example if user enters: “ABCDEFGH” it only stores the “ABCDE” followed by a ‘\0’. See the following
picture:
‘A’ ‘B’ ‘C’ ‘D’ ‘E’ ‘\0’
If user’s input is “AB”, it reads up to and including the ‘\n’ (Enter).
‘A’ ‘B’ ‘\n’ ?? ?? ??

In this case, you may have to write a couple of lines of code to remove the ‘\n’. This means to replace it
with a ‘\0’, if it is not desired that ‘\n’ be part of the input.

What to Do:
take the following steps:

Step one: Compile, the program and run the program. When asked to enter integer numbers, enter valid
inputs (positive or negative integers). The program converts your input from a string of digits to an integer
and displays the value.

Step two: Now enter several non-integer input such as:
12abc
12..9
23.4
.56
-0.45

The program indicates your input is “Invalid”.

Step three: Read the source code and try to understand how the program works.
Step four: Modify the program to be able to read real numbers such as:
23.4
.56
-.23
5
-0.45
-0.0000067
(It does not have to handle input in scientific notations, such as 1.23e+45, but it should accept integers as
real values.)

Note: the program should still detect invalid (non-numeric) input such as:
12abc
12..9
123.4bb
bb123.4
\$1235.99

To implement this step you should create a file called read_double.c that contains the following functions.
int read_real(char* digits, int n, double * num);
int is_valid_double(const char* digits);
double convert_to_double(const char *digits);

You should also create a file called prog_two.c, similar to prog_one.c that demonstrates your

This is an exercise about working with strings, so we are NOT allowing you to call any library functions

acceptable inputs as follows:
23.4
.56
-.23
-0.45
-0.0000067
564469999
+8773469
+.5

Also, you program should detect any invalid input such as:
• Too many decimal points (for example “12..999”).

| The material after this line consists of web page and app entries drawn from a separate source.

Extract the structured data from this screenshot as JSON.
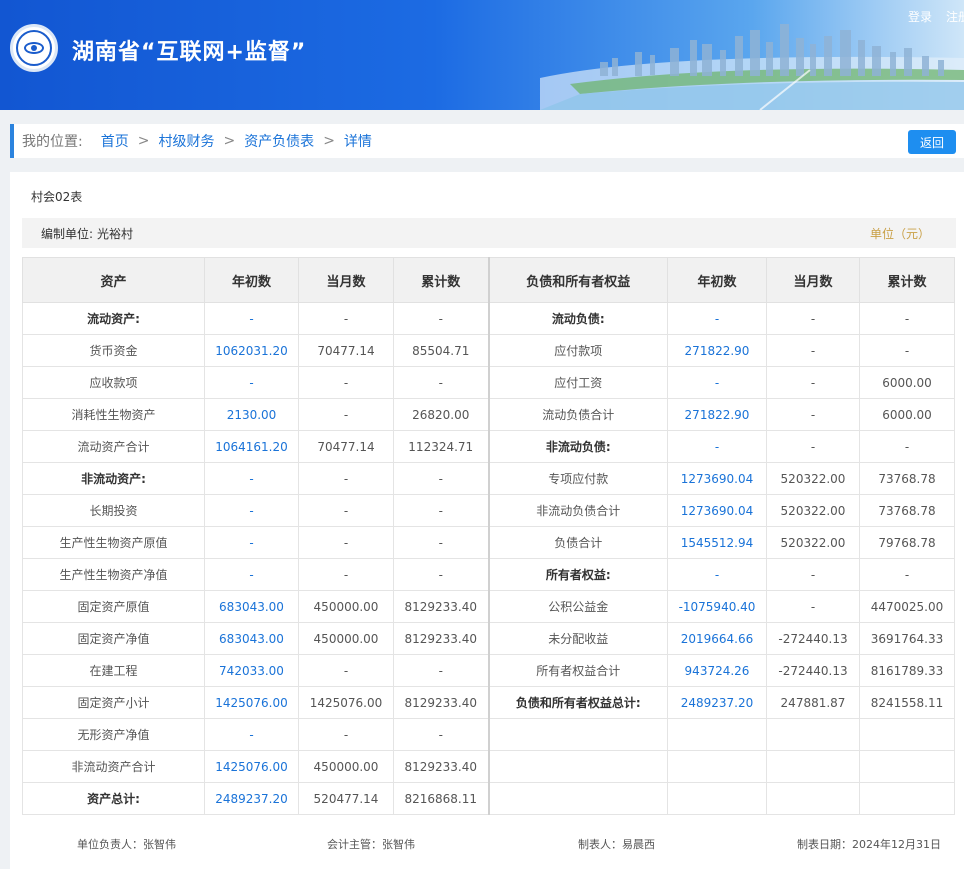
{
  "header": {
    "site_title": "湖南省“互联网+监督”",
    "login": "登录",
    "register": "注册"
  },
  "breadcrumb": {
    "label": "我的位置:",
    "items": [
      "首页",
      "村级财务",
      "资产负债表",
      "详情"
    ],
    "back_button": "返回"
  },
  "report": {
    "code": "村会02表",
    "org_label": "编制单位:",
    "org_name": "光裕村",
    "unit": "单位（元）"
  },
  "table": {
    "headers": [
      "资产",
      "年初数",
      "当月数",
      "累计数",
      "负债和所有者权益",
      "年初数",
      "当月数",
      "累计数"
    ],
    "rows": [
      {
        "a_name": "流动资产:",
        "a_bold": true,
        "a_begin": "-",
        "a_month": "-",
        "a_total": "-",
        "l_name": "流动负债:",
        "l_bold": true,
        "l_begin": "-",
        "l_month": "-",
        "l_total": "-"
      },
      {
        "a_name": "货币资金",
        "a_begin": "1062031.20",
        "a_month": "70477.14",
        "a_total": "85504.71",
        "l_name": "应付款项",
        "l_begin": "271822.90",
        "l_month": "-",
        "l_total": "-"
      },
      {
        "a_name": "应收款项",
        "a_begin": "-",
        "a_month": "-",
        "a_total": "-",
        "l_name": "应付工资",
        "l_begin": "-",
        "l_month": "-",
        "l_total": "6000.00"
      },
      {
        "a_name": "消耗性生物资产",
        "a_begin": "2130.00",
        "a_month": "-",
        "a_total": "26820.00",
        "l_name": "流动负债合计",
        "l_begin": "271822.90",
        "l_month": "-",
        "l_total": "6000.00"
      },
      {
        "a_name": "流动资产合计",
        "a_begin": "1064161.20",
        "a_month": "70477.14",
        "a_total": "112324.71",
        "l_name": "非流动负债:",
        "l_bold": true,
        "l_begin": "-",
        "l_month": "-",
        "l_total": "-"
      },
      {
        "a_name": "非流动资产:",
        "a_bold": true,
        "a_begin": "-",
        "a_month": "-",
        "a_total": "-",
        "l_name": "专项应付款",
        "l_begin": "1273690.04",
        "l_month": "520322.00",
        "l_total": "73768.78"
      },
      {
        "a_name": "长期投资",
        "a_begin": "-",
        "a_month": "-",
        "a_total": "-",
        "l_name": "非流动负债合计",
        "l_begin": "1273690.04",
        "l_month": "520322.00",
        "l_total": "73768.78"
      },
      {
        "a_name": "生产性生物资产原值",
        "a_begin": "-",
        "a_month": "-",
        "a_total": "-",
        "l_name": "负债合计",
        "l_begin": "1545512.94",
        "l_month": "520322.00",
        "l_total": "79768.78"
      },
      {
        "a_name": "生产性生物资产净值",
        "a_begin": "-",
        "a_month": "-",
        "a_total": "-",
        "l_name": "所有者权益:",
        "l_bold": true,
        "l_begin": "-",
        "l_month": "-",
        "l_total": "-"
      },
      {
        "a_name": "固定资产原值",
        "a_begin": "683043.00",
        "a_month": "450000.00",
        "a_total": "8129233.40",
        "l_name": "公积公益金",
        "l_begin": "-1075940.40",
        "l_month": "-",
        "l_total": "4470025.00"
      },
      {
        "a_name": "固定资产净值",
        "a_begin": "683043.00",
        "a_month": "450000.00",
        "a_total": "8129233.40",
        "l_name": "未分配收益",
        "l_begin": "2019664.66",
        "l_month": "-272440.13",
        "l_total": "3691764.33"
      },
      {
        "a_name": "在建工程",
        "a_begin": "742033.00",
        "a_month": "-",
        "a_total": "-",
        "l_name": "所有者权益合计",
        "l_begin": "943724.26",
        "l_month": "-272440.13",
        "l_total": "8161789.33"
      },
      {
        "a_name": "固定资产小计",
        "a_begin": "1425076.00",
        "a_month": "1425076.00",
        "a_total": "8129233.40",
        "l_name": "负债和所有者权益总计:",
        "l_bold": true,
        "l_begin": "2489237.20",
        "l_month": "247881.87",
        "l_total": "8241558.11"
      },
      {
        "a_name": "无形资产净值",
        "a_begin": "-",
        "a_month": "-",
        "a_total": "-",
        "l_name": "",
        "l_begin": "",
        "l_month": "",
        "l_total": ""
      },
      {
        "a_name": "非流动资产合计",
        "a_begin": "1425076.00",
        "a_month": "450000.00",
        "a_total": "8129233.40",
        "l_name": "",
        "l_begin": "",
        "l_month": "",
        "l_total": ""
      },
      {
        "a_name": "资产总计:",
        "a_bold": true,
        "a_begin": "2489237.20",
        "a_month": "520477.14",
        "a_total": "8216868.11",
        "l_name": "",
        "l_begin": "",
        "l_month": "",
        "l_total": ""
      }
    ]
  },
  "footer": {
    "unit_head": "单位负责人：张智伟",
    "accountant": "会计主管：张智伟",
    "preparer": "制表人：易晨西",
    "date": "制表日期：2024年12月31日"
  }
}
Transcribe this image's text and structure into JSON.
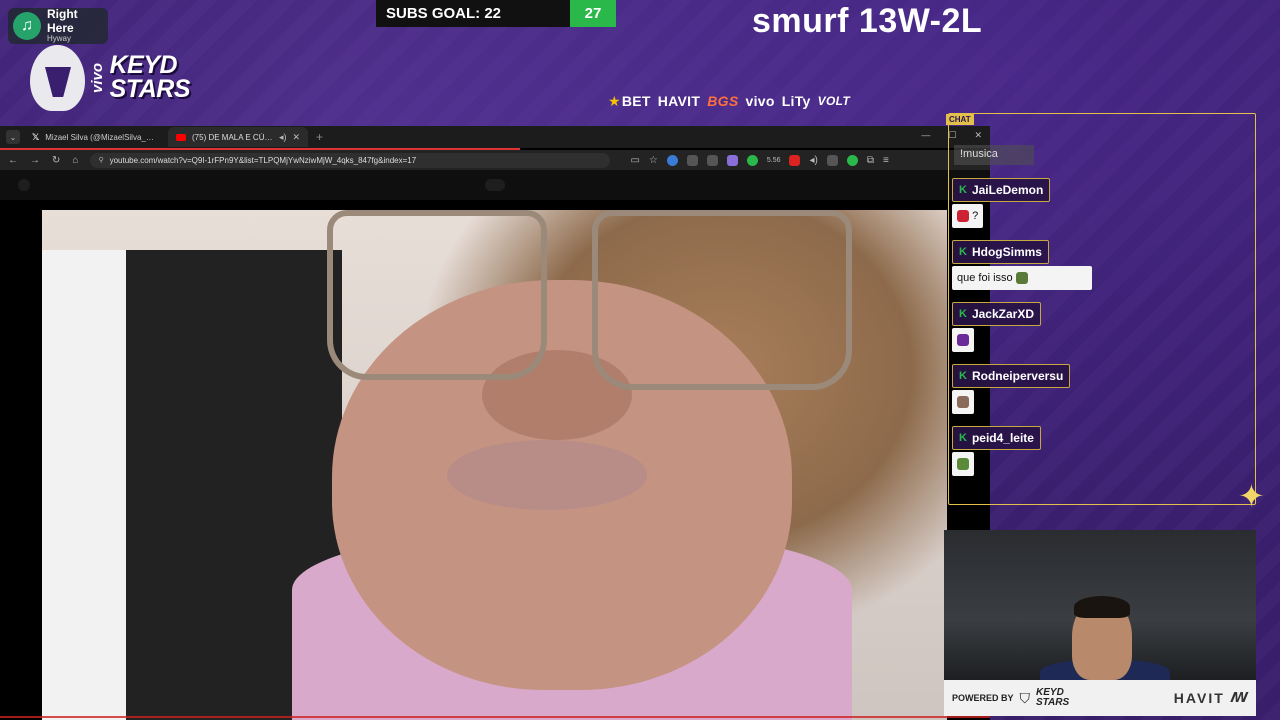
{
  "now_playing": {
    "title": "Right Here",
    "artist": "Hyway",
    "icon": "music-note-icon"
  },
  "subs_goal": {
    "label": "SUBS GOAL: 22",
    "count": "27",
    "accent": "#2ab84a"
  },
  "headline": "smurf 13W-2L",
  "team_logo": {
    "sponsor": "vivo",
    "words": [
      "KEYD",
      "STARS"
    ]
  },
  "sponsors": [
    "BET",
    "HAVIT",
    "BGS",
    "vivo",
    "LiTy",
    "VOLT"
  ],
  "browser": {
    "tabs": [
      {
        "label": "Mizael Silva (@MizaelSilva_) / X",
        "icon": "x-logo-icon",
        "active": false
      },
      {
        "label": "(75) DE MALA E CÚIA EM IT",
        "icon": "youtube-icon",
        "active": true
      }
    ],
    "url": "youtube.com/watch?v=Q9I-1rFPn9Y&list=TLPQMjYwNziwMjW_4qks_847fg&index=17",
    "extension_badge": "5.56"
  },
  "chat": {
    "header_tag": "CHAT",
    "search_text": "!musica",
    "messages": [
      {
        "user": "JaiLeDemon",
        "text": "?"
      },
      {
        "user": "HdogSimms",
        "text": "que foi isso"
      },
      {
        "user": "JackZarXD",
        "text": ""
      },
      {
        "user": "Rodneiperversu",
        "text": ""
      },
      {
        "user": "peid4_leite",
        "text": ""
      }
    ],
    "badge": "K",
    "border_color": "#e2c04a"
  },
  "webcam": {
    "powered_label": "POWERED BY",
    "powered_team": [
      "KEYD",
      "STARS"
    ],
    "powered_havit": "HAVIT"
  }
}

• Invalid character(s) (for example “23avb45”, or 2,347).

• Invalid space(s) between digits (for example “+ 234 77”).